Data about app and page elements:
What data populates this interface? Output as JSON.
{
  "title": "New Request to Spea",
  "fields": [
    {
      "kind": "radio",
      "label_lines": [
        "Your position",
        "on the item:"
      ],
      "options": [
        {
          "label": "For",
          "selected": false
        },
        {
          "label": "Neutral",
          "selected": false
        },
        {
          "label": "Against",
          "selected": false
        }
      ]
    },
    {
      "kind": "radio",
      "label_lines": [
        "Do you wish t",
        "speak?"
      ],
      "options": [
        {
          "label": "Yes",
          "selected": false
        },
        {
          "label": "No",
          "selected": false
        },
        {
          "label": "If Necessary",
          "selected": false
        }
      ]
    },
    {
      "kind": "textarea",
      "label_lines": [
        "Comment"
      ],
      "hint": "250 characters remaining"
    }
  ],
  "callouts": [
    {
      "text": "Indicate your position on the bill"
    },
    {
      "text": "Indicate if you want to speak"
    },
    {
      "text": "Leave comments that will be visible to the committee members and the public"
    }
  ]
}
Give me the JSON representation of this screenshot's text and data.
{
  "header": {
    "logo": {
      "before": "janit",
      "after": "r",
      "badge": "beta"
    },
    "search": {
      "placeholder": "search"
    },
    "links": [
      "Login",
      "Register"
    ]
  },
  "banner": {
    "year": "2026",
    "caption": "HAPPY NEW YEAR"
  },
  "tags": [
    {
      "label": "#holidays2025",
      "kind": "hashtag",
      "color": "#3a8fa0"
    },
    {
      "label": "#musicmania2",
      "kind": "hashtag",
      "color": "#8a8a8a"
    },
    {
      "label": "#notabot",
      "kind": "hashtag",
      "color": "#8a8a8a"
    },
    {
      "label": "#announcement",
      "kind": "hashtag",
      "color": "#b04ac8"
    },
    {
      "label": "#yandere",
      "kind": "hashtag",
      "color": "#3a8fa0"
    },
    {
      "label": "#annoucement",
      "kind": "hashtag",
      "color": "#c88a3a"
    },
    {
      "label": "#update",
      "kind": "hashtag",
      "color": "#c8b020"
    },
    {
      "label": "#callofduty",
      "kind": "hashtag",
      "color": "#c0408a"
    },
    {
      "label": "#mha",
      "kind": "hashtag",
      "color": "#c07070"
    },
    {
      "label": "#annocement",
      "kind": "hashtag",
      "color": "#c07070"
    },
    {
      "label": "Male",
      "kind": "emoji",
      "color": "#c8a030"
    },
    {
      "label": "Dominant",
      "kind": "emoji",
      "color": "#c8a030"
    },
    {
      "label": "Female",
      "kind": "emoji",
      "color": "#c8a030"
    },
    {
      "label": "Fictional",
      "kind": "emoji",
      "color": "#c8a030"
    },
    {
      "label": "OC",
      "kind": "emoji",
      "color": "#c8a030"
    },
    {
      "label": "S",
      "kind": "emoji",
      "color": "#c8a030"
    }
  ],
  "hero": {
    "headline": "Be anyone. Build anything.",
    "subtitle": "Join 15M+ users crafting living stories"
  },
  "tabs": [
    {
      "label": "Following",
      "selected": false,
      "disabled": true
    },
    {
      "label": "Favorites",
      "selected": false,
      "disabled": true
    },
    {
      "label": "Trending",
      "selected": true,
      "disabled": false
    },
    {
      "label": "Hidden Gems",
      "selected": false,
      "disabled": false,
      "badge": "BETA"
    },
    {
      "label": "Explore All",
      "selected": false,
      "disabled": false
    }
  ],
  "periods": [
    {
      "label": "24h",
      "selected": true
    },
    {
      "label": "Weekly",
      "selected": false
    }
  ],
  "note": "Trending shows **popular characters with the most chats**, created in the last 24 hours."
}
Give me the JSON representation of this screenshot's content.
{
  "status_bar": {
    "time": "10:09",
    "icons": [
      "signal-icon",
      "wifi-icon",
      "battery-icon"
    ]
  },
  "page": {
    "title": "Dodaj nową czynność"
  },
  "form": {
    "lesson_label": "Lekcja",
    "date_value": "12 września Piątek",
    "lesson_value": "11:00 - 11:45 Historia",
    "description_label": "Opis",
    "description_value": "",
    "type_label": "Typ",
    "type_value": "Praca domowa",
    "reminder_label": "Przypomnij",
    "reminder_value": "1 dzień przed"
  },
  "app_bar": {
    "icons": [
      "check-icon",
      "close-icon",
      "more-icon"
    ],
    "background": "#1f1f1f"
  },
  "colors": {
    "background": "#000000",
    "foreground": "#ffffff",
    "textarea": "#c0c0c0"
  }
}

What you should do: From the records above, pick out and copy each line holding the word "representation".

Response box:
Give me the JSON representation of this screenshot's text and data.
Give me the JSON representation of this screenshot's content.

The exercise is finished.